*** Opening PROVIDED INFORMATION ***

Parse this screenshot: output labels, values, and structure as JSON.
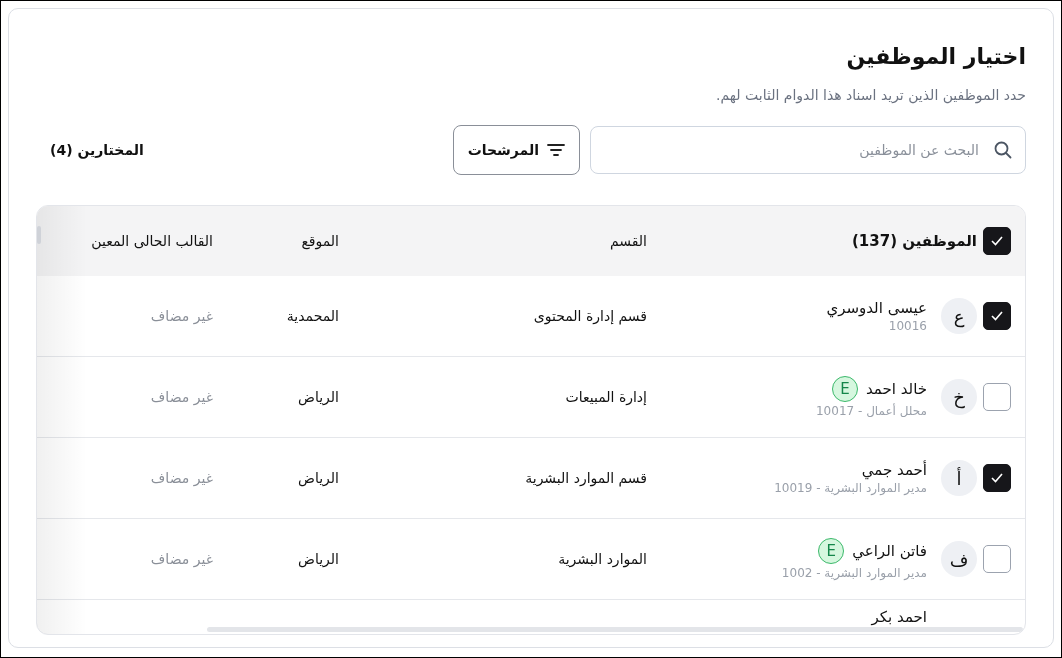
{
  "title": "اختيار الموظفين",
  "subtitle": "حدد الموظفين الذين تريد اسناد هذا الدوام الثابت لهم.",
  "search": {
    "placeholder": "البحث عن الموظفين"
  },
  "filters_button": "المرشحات",
  "selected_count": "المختارين (4)",
  "table": {
    "select_all_checked": true,
    "columns": [
      "الموظفين (137)",
      "القسم",
      "الموقع",
      "القالب الحالى المعين"
    ],
    "rows": [
      {
        "initial": "ع",
        "name": "عيسى الدوسري",
        "sub": "10016",
        "badge": "",
        "checked": true,
        "department": "قسم إدارة المحتوى",
        "location": "المحمدية",
        "template": "غير مضاف"
      },
      {
        "initial": "خ",
        "name": "خالد احمد",
        "sub": "محلل أعمال - 10017",
        "badge": "E",
        "checked": false,
        "department": "إدارة المبيعات",
        "location": "الرياض",
        "template": "غير مضاف"
      },
      {
        "initial": "أ",
        "name": "أحمد جمي",
        "sub": "مدير الموارد البشرية - 10019",
        "badge": "",
        "checked": true,
        "department": "قسم الموارد البشرية",
        "location": "الرياض",
        "template": "غير مضاف"
      },
      {
        "initial": "ف",
        "name": "فاتن الراعي",
        "sub": "مدير الموارد البشرية - 1002",
        "badge": "E",
        "checked": false,
        "department": "الموارد البشرية",
        "location": "الرياض",
        "template": "غير مضاف"
      },
      {
        "name": "احمد بكر"
      }
    ]
  }
}
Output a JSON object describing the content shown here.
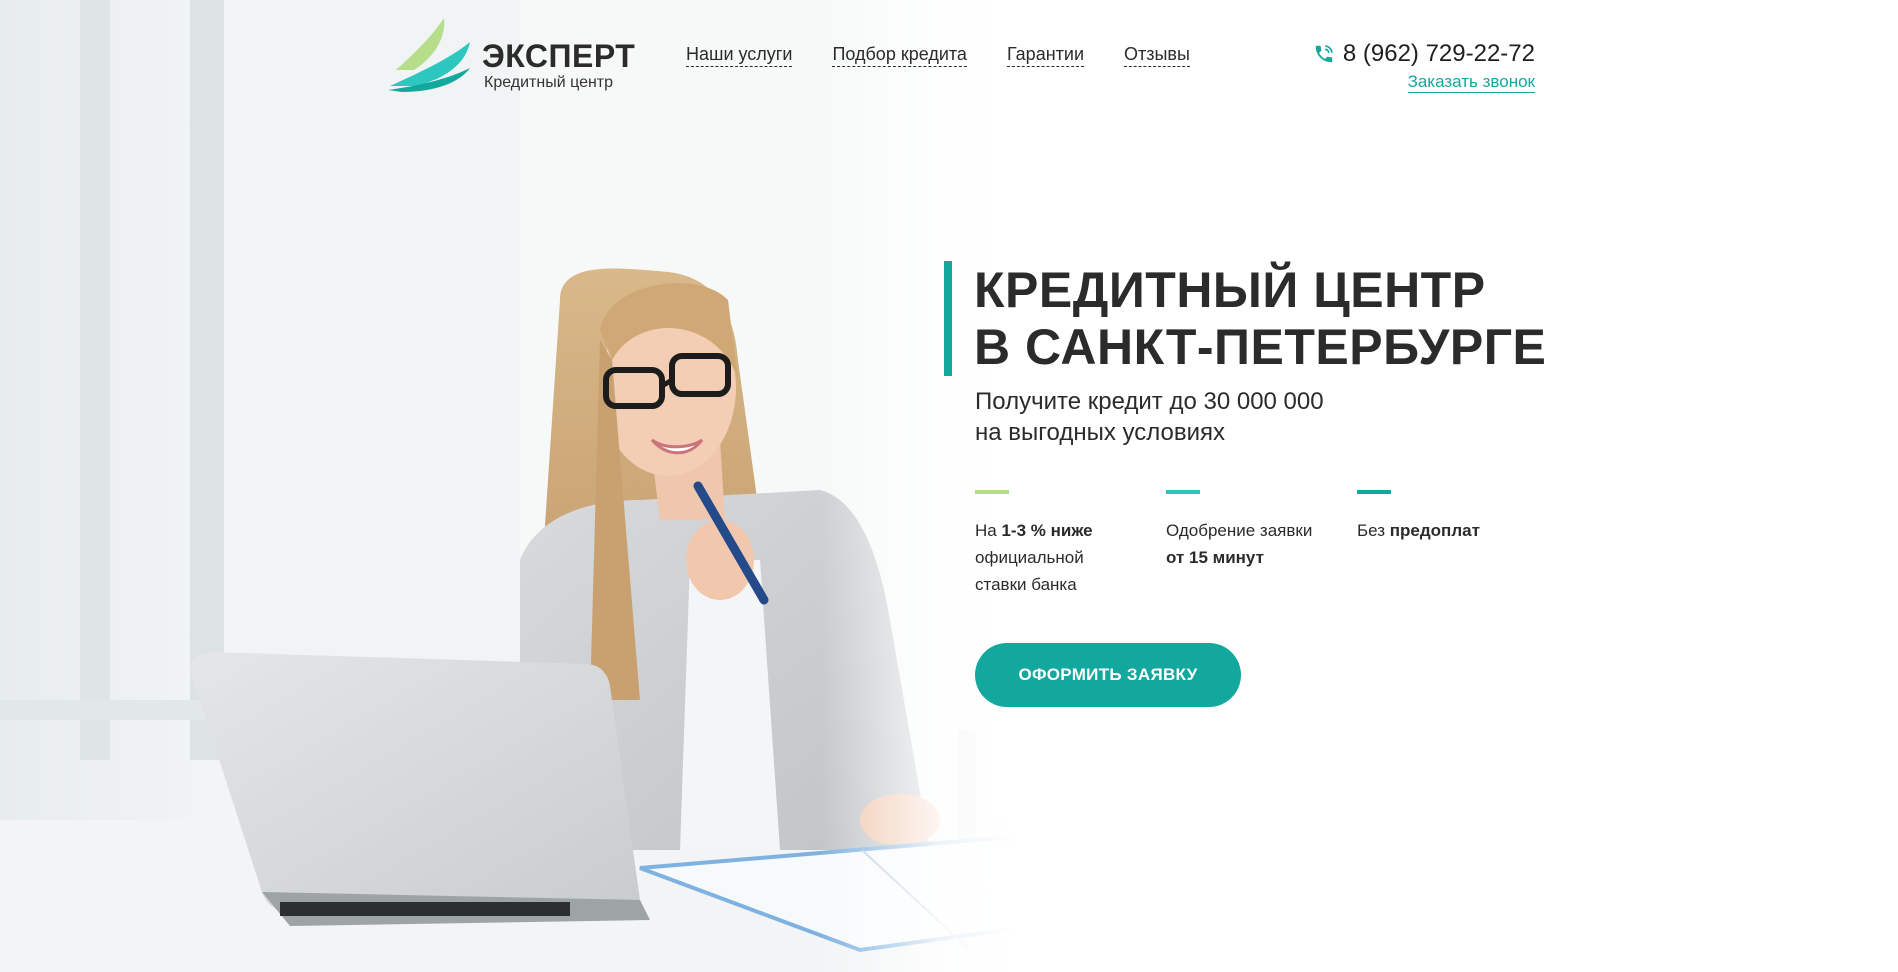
{
  "header": {
    "logo": {
      "title": "ЭКСПЕРТ",
      "subtitle": "Кредитный центр"
    },
    "nav": [
      {
        "label": "Наши услуги"
      },
      {
        "label": "Подбор кредита"
      },
      {
        "label": "Гарантии"
      },
      {
        "label": "Отзывы"
      }
    ],
    "contact": {
      "phone": "8 (962) 729-22-72",
      "callback_label": "Заказать звонок"
    }
  },
  "hero": {
    "title_line1": "КРЕДИТНЫЙ ЦЕНТР",
    "title_line2": "В САНКТ-ПЕТЕРБУРГЕ",
    "subtitle_line1": "Получите кредит до 30 000 000",
    "subtitle_line2": "на выгодных условиях",
    "features": [
      {
        "parts": [
          "На ",
          "1-3 % ниже",
          "официальной",
          "ставки банка"
        ],
        "accent": "#b5dd8a"
      },
      {
        "parts": [
          "Одобрение заявки",
          "от 15 минут"
        ],
        "accent": "#2ec7c0"
      },
      {
        "parts": [
          "Без ",
          "предоплат"
        ],
        "accent": "#13a89e"
      }
    ],
    "cta_label": "ОФОРМИТЬ ЗАЯВКУ"
  },
  "colors": {
    "brand": "#13a89e",
    "brand_light": "#2ec7c0",
    "accent_green": "#b5dd8a",
    "text": "#2b2b2b"
  },
  "icons": {
    "logo": "wing-logo-icon",
    "phone": "phone-icon"
  }
}
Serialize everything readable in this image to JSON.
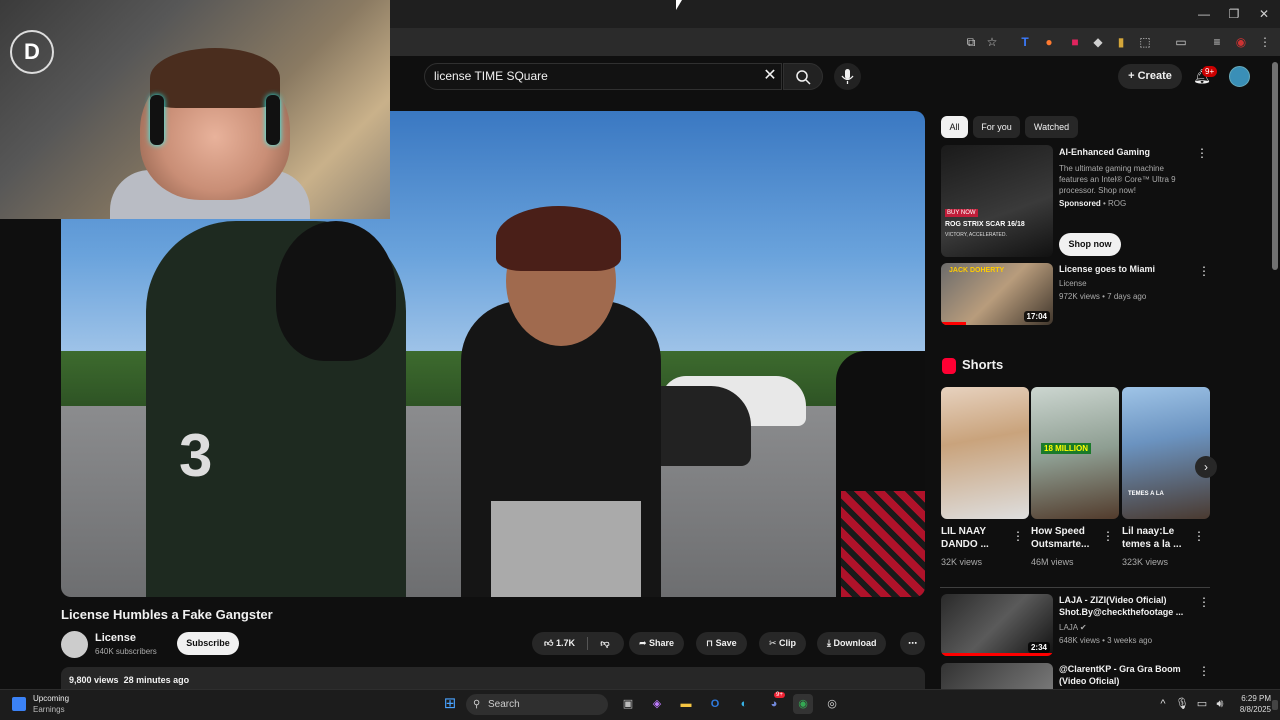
{
  "search": {
    "query": "license TIME SQuare"
  },
  "header": {
    "create_label": "Create",
    "notif_badge": "9+"
  },
  "webcam": {
    "logo_letter": "D"
  },
  "player": {
    "jersey_number": "3"
  },
  "video": {
    "title": "License Humbles a Fake Gangster",
    "channel": "License",
    "subscribers": "640K subscribers",
    "subscribe_label": "Subscribe",
    "likes": "1.7K",
    "share_label": "Share",
    "save_label": "Save",
    "clip_label": "Clip",
    "download_label": "Download",
    "views": "9,800 views",
    "age": "28 minutes ago"
  },
  "chips": [
    "All",
    "For you",
    "Watched"
  ],
  "ad": {
    "title": "AI-Enhanced Gaming",
    "description": "The ultimate gaming machine features an Intel® Core™ Ultra 9 processor. Shop now!",
    "sponsored": "Sponsored",
    "advertiser": "ROG",
    "cta": "Shop now",
    "thumb_text1": "ROG STRIX SCAR 16/18",
    "thumb_text2": "VICTORY, ACCELERATED.",
    "thumb_badge": "BUY NOW"
  },
  "rec1": {
    "title": "License goes to Miami",
    "channel": "License",
    "meta": "972K views • 7 days ago",
    "duration": "17:04",
    "thumb_text": "JACK DOHERTY"
  },
  "shorts": {
    "heading": "Shorts",
    "items": [
      {
        "title": "LIL NAAY DANDO ...",
        "views": "32K views"
      },
      {
        "title": "How Speed Outsmarte...",
        "views": "46M views",
        "thumb_text": "18 MILLION"
      },
      {
        "title": "Lil naay:Le temes a la ...",
        "views": "323K views",
        "thumb_text": "TEMES A LA"
      }
    ]
  },
  "rec2": {
    "title": "LAJA - ZIZI(Video Oficial) Shot.By@checkthefootage ...",
    "channel": "LAJA",
    "meta": "648K views • 3 weeks ago",
    "duration": "2:34"
  },
  "rec3": {
    "title": "@ClarentKP - Gra Gra Boom (Video Oficial)"
  },
  "taskbar": {
    "weather_title": "Upcoming",
    "weather_sub": "Earnings",
    "search_label": "Search",
    "time": "6:29 PM",
    "date": "8/8/2025",
    "discord_badge": "9+"
  }
}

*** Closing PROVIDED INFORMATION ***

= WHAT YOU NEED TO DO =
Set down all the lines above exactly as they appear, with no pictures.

= WRITTEN RESPONSE =
Parse this screenshot: output labels, values, and structure as JSON.
{
  "title": "اختيار الموظفين",
  "subtitle": "حدد الموظفين الذين تريد اسناد هذا الدوام الثابت لهم.",
  "search": {
    "placeholder": "البحث عن الموظفين"
  },
  "filters_button": "المرشحات",
  "selected_count": "المختارين (4)",
  "table": {
    "select_all_checked": true,
    "columns": [
      "الموظفين (137)",
      "القسم",
      "الموقع",
      "القالب الحالى المعين"
    ],
    "rows": [
      {
        "initial": "ع",
        "name": "عيسى الدوسري",
        "sub": "10016",
        "badge": "",
        "checked": true,
        "department": "قسم إدارة المحتوى",
        "location": "المحمدية",
        "template": "غير مضاف"
      },
      {
        "initial": "خ",
        "name": "خالد احمد",
        "sub": "محلل أعمال - 10017",
        "badge": "E",
        "checked": false,
        "department": "إدارة المبيعات",
        "location": "الرياض",
        "template": "غير مضاف"
      },
      {
        "initial": "أ",
        "name": "أحمد جمي",
        "sub": "مدير الموارد البشرية - 10019",
        "badge": "",
        "checked": true,
        "department": "قسم الموارد البشرية",
        "location": "الرياض",
        "template": "غير مضاف"
      },
      {
        "initial": "ف",
        "name": "فاتن الراعي",
        "sub": "مدير الموارد البشرية - 1002",
        "badge": "E",
        "checked": false,
        "department": "الموارد البشرية",
        "location": "الرياض",
        "template": "غير مضاف"
      },
      {
        "name": "احمد بكر"
      }
    ]
  }
}
Output a JSON object describing the content shown here.
{
  "header": {
    "logo": {
      "title": "ЭКСПЕРТ",
      "subtitle": "Кредитный центр"
    },
    "nav": [
      {
        "label": "Наши услуги"
      },
      {
        "label": "Подбор кредита"
      },
      {
        "label": "Гарантии"
      },
      {
        "label": "Отзывы"
      }
    ],
    "contact": {
      "phone": "8 (962) 729-22-72",
      "callback_label": "Заказать звонок"
    }
  },
  "hero": {
    "title_line1": "КРЕДИТНЫЙ ЦЕНТР",
    "title_line2": "В САНКТ-ПЕТЕРБУРГЕ",
    "subtitle_line1": "Получите кредит до 30 000 000",
    "subtitle_line2": "на выгодных условиях",
    "features": [
      {
        "parts": [
          "На ",
          "1-3 % ниже",
          "официальной",
          "ставки банка"
        ],
        "accent": "#b5dd8a"
      },
      {
        "parts": [
          "Одобрение заявки",
          "от 15 минут"
        ],
        "accent": "#2ec7c0"
      },
      {
        "parts": [
          "Без ",
          "предоплат"
        ],
        "accent": "#13a89e"
      }
    ],
    "cta_label": "ОФОРМИТЬ ЗАЯВКУ"
  },
  "colors": {
    "brand": "#13a89e",
    "brand_light": "#2ec7c0",
    "accent_green": "#b5dd8a",
    "text": "#2b2b2b"
  },
  "icons": {
    "logo": "wing-logo-icon",
    "phone": "phone-icon"
  }
}
Serialize everything readable in this image to JSON.
{
  "search": {
    "query": "license TIME SQuare"
  },
  "header": {
    "create_label": "Create",
    "notif_badge": "9+"
  },
  "webcam": {
    "logo_letter": "D"
  },
  "player": {
    "jersey_number": "3"
  },
  "video": {
    "title": "License Humbles a Fake Gangster",
    "channel": "License",
    "subscribers": "640K subscribers",
    "subscribe_label": "Subscribe",
    "likes": "1.7K",
    "share_label": "Share",
    "save_label": "Save",
    "clip_label": "Clip",
    "download_label": "Download",
    "views": "9,800 views",
    "age": "28 minutes ago"
  },
  "chips": [
    "All",
    "For you",
    "Watched"
  ],
  "ad": {
    "title": "AI-Enhanced Gaming",
    "description": "The ultimate gaming machine features an Intel® Core™ Ultra 9 processor. Shop now!",
    "sponsored": "Sponsored",
    "advertiser": "ROG",
    "cta": "Shop now",
    "thumb_text1": "ROG STRIX SCAR 16/18",
    "thumb_text2": "VICTORY, ACCELERATED.",
    "thumb_badge": "BUY NOW"
  },
  "rec1": {
    "title": "License goes to Miami",
    "channel": "License",
    "meta": "972K views • 7 days ago",
    "duration": "17:04",
    "thumb_text": "JACK DOHERTY"
  },
  "shorts": {
    "heading": "Shorts",
    "items": [
      {
        "title": "LIL NAAY DANDO ...",
        "views": "32K views"
      },
      {
        "title": "How Speed Outsmarte...",
        "views": "46M views",
        "thumb_text": "18 MILLION"
      },
      {
        "title": "Lil naay:Le temes a la ...",
        "views": "323K views",
        "thumb_text": "TEMES A LA"
      }
    ]
  },
  "rec2": {
    "title": "LAJA - ZIZI(Video Oficial) Shot.By@checkthefootage ...",
    "channel": "LAJA",
    "meta": "648K views • 3 weeks ago",
    "duration": "2:34"
  },
  "rec3": {
    "title": "@ClarentKP - Gra Gra Boom (Video Oficial)"
  },
  "taskbar": {
    "weather_title": "Upcoming",
    "weather_sub": "Earnings",
    "search_label": "Search",
    "time": "6:29 PM",
    "date": "8/8/2025",
    "discord_badge": "9+"
  }
}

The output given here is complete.